- [Problem to work on]:
An exact copy of all the data is the expected answer.

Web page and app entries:
+===+
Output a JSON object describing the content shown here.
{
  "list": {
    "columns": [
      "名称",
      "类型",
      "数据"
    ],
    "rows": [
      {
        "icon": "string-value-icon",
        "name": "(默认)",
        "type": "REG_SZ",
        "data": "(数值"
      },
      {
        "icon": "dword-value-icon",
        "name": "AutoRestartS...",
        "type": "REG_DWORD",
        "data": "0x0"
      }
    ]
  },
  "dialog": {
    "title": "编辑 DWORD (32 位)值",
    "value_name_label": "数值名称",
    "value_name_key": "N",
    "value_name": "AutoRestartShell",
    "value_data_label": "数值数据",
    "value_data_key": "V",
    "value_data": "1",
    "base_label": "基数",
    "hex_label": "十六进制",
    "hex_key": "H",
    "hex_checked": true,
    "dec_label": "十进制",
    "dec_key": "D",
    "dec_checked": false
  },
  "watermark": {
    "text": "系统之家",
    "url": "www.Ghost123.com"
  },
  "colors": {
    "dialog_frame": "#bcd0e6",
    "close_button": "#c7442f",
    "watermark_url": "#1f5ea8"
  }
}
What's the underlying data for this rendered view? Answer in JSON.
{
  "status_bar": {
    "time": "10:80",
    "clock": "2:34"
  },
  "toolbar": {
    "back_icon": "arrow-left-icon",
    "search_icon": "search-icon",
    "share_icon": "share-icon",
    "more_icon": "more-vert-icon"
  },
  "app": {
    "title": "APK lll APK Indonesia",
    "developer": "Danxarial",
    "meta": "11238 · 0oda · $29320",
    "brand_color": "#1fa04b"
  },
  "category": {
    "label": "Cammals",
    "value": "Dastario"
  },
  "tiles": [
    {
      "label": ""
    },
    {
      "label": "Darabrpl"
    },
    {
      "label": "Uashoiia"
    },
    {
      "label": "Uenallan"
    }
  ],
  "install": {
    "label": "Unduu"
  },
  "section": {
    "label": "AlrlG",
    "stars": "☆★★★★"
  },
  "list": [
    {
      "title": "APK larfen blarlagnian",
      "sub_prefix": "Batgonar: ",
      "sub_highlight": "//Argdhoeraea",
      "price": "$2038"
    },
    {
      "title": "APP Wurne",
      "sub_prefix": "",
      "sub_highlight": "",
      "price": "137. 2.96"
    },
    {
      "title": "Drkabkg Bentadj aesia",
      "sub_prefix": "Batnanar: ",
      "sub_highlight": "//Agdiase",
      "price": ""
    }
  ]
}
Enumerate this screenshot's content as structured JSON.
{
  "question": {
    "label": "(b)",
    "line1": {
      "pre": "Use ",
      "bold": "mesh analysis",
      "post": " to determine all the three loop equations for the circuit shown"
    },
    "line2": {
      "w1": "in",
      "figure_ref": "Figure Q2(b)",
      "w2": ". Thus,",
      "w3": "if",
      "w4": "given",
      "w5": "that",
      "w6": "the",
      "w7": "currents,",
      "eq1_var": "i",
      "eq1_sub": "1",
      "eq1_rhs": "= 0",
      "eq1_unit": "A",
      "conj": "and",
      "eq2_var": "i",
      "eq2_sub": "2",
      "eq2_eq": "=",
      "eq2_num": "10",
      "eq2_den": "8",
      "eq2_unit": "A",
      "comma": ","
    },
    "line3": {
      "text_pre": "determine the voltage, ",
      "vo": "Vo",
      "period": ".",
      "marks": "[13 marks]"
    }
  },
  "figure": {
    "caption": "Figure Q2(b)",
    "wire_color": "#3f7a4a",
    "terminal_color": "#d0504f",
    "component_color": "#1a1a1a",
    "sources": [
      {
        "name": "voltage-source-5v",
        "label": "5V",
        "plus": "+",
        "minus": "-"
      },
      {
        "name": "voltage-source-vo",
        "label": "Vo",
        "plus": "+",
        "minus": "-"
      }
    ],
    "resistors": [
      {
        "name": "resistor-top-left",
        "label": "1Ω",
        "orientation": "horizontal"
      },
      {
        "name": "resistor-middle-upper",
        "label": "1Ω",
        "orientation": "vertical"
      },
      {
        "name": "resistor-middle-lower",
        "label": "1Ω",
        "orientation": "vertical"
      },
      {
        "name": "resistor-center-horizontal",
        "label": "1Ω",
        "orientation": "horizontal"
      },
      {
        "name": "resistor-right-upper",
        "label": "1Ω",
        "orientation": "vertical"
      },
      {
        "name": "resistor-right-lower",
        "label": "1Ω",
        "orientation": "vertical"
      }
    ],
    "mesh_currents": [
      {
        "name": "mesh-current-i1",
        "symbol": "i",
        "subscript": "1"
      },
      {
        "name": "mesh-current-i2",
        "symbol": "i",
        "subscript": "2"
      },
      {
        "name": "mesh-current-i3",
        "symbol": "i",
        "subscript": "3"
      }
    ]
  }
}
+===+
- [Exercise answer]:
Output a JSON object describing the content shown here.
{
  "list": {
    "columns": [
      "名称",
      "类型",
      "数据"
    ],
    "rows": [
      {
        "icon": "string-value-icon",
        "name": "(默认)",
        "type": "REG_SZ",
        "data": "(数值"
      },
      {
        "icon": "dword-value-icon",
        "name": "AutoRestartS...",
        "type": "REG_DWORD",
        "data": "0x0"
      }
    ]
  },
  "dialog": {
    "title": "编辑 DWORD (32 位)值",
    "value_name_label": "数值名称",
    "value_name_key": "N",
    "value_name": "AutoRestartShell",
    "value_data_label": "数值数据",
    "value_data_key": "V",
    "value_data": "1",
    "base_label": "基数",
    "hex_label": "十六进制",
    "hex_key": "H",
    "hex_checked": true,
    "dec_label": "十进制",
    "dec_key": "D",
    "dec_checked": false
  },
  "watermark": {
    "text": "系统之家",
    "url": "www.Ghost123.com"
  },
  "colors": {
    "dialog_frame": "#bcd0e6",
    "close_button": "#c7442f",
    "watermark_url": "#1f5ea8"
  }
}
What's the underlying data for this rendered view? Answer in JSON.
{
  "status_bar": {
    "time": "10:80",
    "clock": "2:34"
  },
  "toolbar": {
    "back_icon": "arrow-left-icon",
    "search_icon": "search-icon",
    "share_icon": "share-icon",
    "more_icon": "more-vert-icon"
  },
  "app": {
    "title": "APK lll APK Indonesia",
    "developer": "Danxarial",
    "meta": "11238 · 0oda · $29320",
    "brand_color": "#1fa04b"
  },
  "category": {
    "label": "Cammals",
    "value": "Dastario"
  },
  "tiles": [
    {
      "label": ""
    },
    {
      "label": "Darabrpl"
    },
    {
      "label": "Uashoiia"
    },
    {
      "label": "Uenallan"
    }
  ],
  "install": {
    "label": "Unduu"
  },
  "section": {
    "label": "AlrlG",
    "stars": "☆★★★★"
  },
  "list": [
    {
      "title": "APK larfen blarlagnian",
      "sub_prefix": "Batgonar: ",
      "sub_highlight": "//Argdhoeraea",
      "price": "$2038"
    },
    {
      "title": "APP Wurne",
      "sub_prefix": "",
      "sub_highlight": "",
      "price": "137. 2.96"
    },
    {
      "title": "Drkabkg Bentadj aesia",
      "sub_prefix": "Batnanar: ",
      "sub_highlight": "//Agdiase",
      "price": ""
    }
  ]
}
Enumerate this screenshot's content as structured JSON.
{
  "question": {
    "label": "(b)",
    "line1": {
      "pre": "Use ",
      "bold": "mesh analysis",
      "post": " to determine all the three loop equations for the circuit shown"
    },
    "line2": {
      "w1": "in",
      "figure_ref": "Figure Q2(b)",
      "w2": ". Thus,",
      "w3": "if",
      "w4": "given",
      "w5": "that",
      "w6": "the",
      "w7": "currents,",
      "eq1_var": "i",
      "eq1_sub": "1",
      "eq1_rhs": "= 0",
      "eq1_unit": "A",
      "conj": "and",
      "eq2_var": "i",
      "eq2_sub": "2",
      "eq2_eq": "=",
      "eq2_num": "10",
      "eq2_den": "8",
      "eq2_unit": "A",
      "comma": ","
    },
    "line3": {
      "text_pre": "determine the voltage, ",
      "vo": "Vo",
      "period": ".",
      "marks": "[13 marks]"
    }
  },
  "figure": {
    "caption": "Figure Q2(b)",
    "wire_color": "#3f7a4a",
    "terminal_color": "#d0504f",
    "component_color": "#1a1a1a",
    "sources": [
      {
        "name": "voltage-source-5v",
        "label": "5V",
        "plus": "+",
        "minus": "-"
      },
      {
        "name": "voltage-source-vo",
        "label": "Vo",
        "plus": "+",
        "minus": "-"
      }
    ],
    "resistors": [
      {
        "name": "resistor-top-left",
        "label": "1Ω",
        "orientation": "horizontal"
      },
      {
        "name": "resistor-middle-upper",
        "label": "1Ω",
        "orientation": "vertical"
      },
      {
        "name": "resistor-middle-lower",
        "label": "1Ω",
        "orientation": "vertical"
      },
      {
        "name": "resistor-center-horizontal",
        "label": "1Ω",
        "orientation": "horizontal"
      },
      {
        "name": "resistor-right-upper",
        "label": "1Ω",
        "orientation": "vertical"
      },
      {
        "name": "resistor-right-lower",
        "label": "1Ω",
        "orientation": "vertical"
      }
    ],
    "mesh_currents": [
      {
        "name": "mesh-current-i1",
        "symbol": "i",
        "subscript": "1"
      },
      {
        "name": "mesh-current-i2",
        "symbol": "i",
        "subscript": "2"
      },
      {
        "name": "mesh-current-i3",
        "symbol": "i",
        "subscript": "3"
      }
    ]
  }
}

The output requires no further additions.